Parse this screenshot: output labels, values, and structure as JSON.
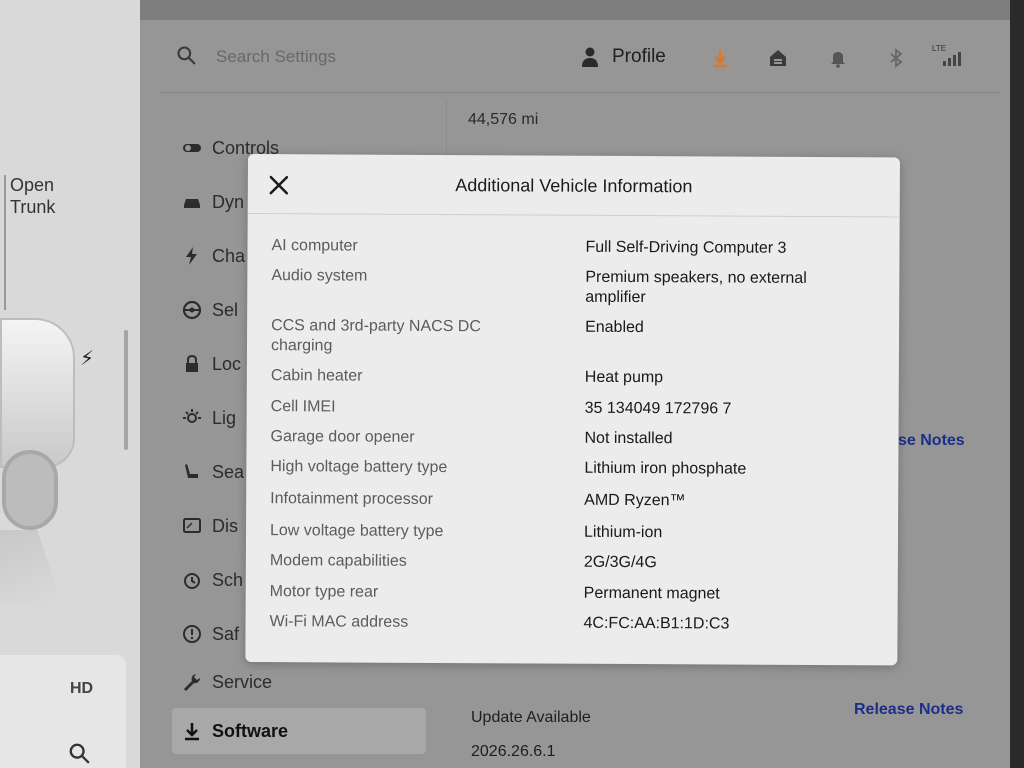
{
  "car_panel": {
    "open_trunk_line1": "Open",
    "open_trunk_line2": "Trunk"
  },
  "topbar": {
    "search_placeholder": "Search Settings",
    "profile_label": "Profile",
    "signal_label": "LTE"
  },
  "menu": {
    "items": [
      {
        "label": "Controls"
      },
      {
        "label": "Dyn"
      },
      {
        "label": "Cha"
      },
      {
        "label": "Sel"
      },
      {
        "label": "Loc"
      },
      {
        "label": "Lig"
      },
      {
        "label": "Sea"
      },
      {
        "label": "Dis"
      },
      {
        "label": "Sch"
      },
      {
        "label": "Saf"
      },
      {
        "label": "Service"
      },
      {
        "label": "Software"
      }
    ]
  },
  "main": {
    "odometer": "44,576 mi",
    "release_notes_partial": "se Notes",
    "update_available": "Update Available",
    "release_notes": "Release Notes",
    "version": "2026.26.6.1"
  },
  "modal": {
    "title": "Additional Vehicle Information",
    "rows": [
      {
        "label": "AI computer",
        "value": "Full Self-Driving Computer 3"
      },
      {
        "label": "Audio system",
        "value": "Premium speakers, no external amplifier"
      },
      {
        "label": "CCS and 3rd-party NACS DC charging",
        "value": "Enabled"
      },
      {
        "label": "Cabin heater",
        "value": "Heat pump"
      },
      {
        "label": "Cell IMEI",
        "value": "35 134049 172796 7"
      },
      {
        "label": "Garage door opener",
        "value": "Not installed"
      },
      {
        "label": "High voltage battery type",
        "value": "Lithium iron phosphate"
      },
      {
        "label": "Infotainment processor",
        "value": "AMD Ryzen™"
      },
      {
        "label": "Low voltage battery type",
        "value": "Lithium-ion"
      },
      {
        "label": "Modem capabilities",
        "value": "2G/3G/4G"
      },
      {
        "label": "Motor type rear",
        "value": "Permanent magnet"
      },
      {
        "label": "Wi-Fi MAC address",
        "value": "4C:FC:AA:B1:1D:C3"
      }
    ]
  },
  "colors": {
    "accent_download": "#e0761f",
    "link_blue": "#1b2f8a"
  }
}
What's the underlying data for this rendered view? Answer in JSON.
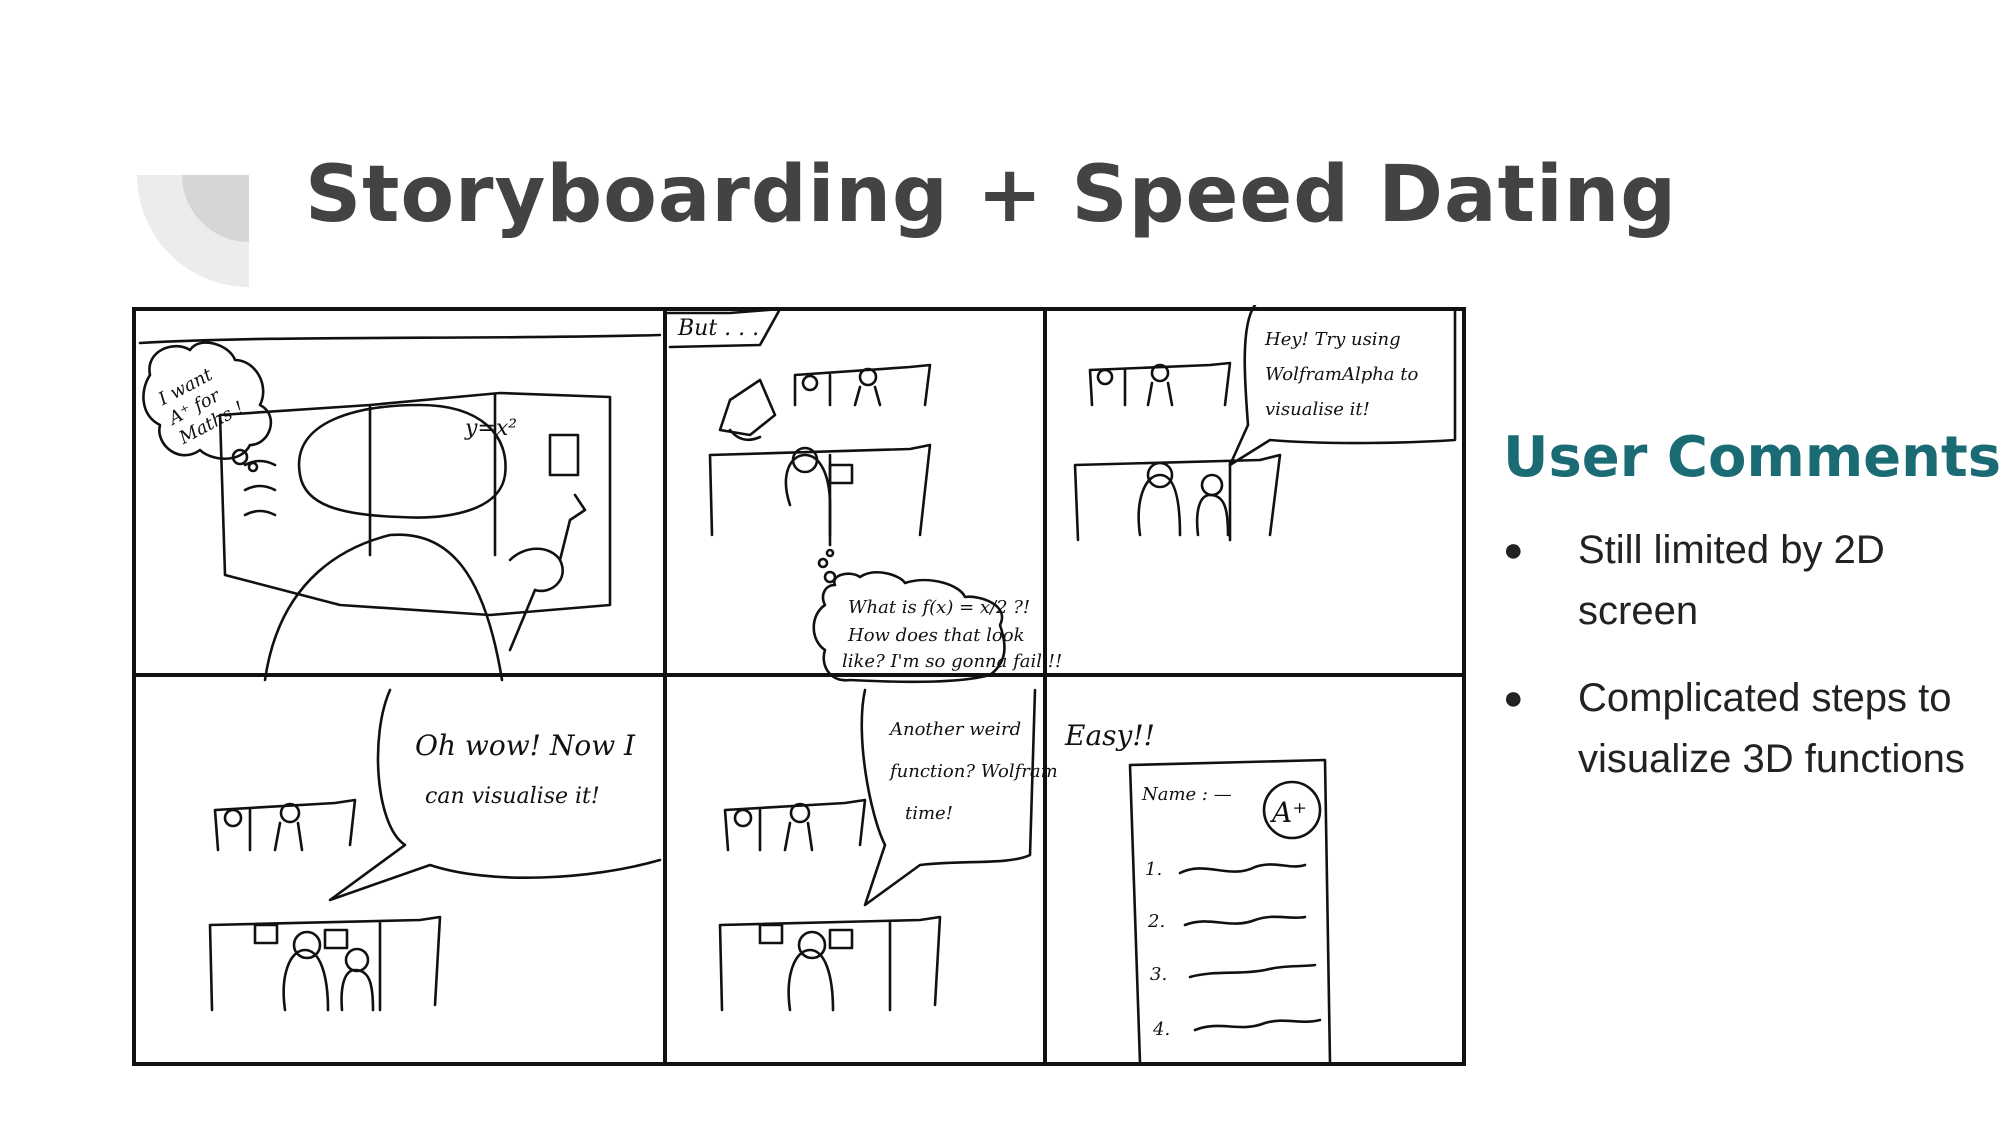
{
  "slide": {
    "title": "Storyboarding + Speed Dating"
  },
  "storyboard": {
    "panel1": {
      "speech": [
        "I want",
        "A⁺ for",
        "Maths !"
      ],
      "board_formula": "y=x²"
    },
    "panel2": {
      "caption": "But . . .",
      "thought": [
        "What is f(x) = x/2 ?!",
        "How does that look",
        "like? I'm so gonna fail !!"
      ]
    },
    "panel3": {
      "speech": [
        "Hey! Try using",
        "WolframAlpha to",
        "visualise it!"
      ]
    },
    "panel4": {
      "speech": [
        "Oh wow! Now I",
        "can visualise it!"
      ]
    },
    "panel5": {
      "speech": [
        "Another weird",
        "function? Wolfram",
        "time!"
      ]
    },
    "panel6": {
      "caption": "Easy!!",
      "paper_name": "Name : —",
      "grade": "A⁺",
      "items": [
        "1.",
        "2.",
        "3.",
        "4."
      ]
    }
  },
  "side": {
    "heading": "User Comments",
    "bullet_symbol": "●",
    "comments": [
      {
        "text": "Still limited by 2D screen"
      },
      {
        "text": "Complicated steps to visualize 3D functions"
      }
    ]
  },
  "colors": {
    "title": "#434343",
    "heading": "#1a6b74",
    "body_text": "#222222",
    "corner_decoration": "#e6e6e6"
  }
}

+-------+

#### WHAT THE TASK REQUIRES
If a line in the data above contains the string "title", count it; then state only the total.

#### THE ANSWER
3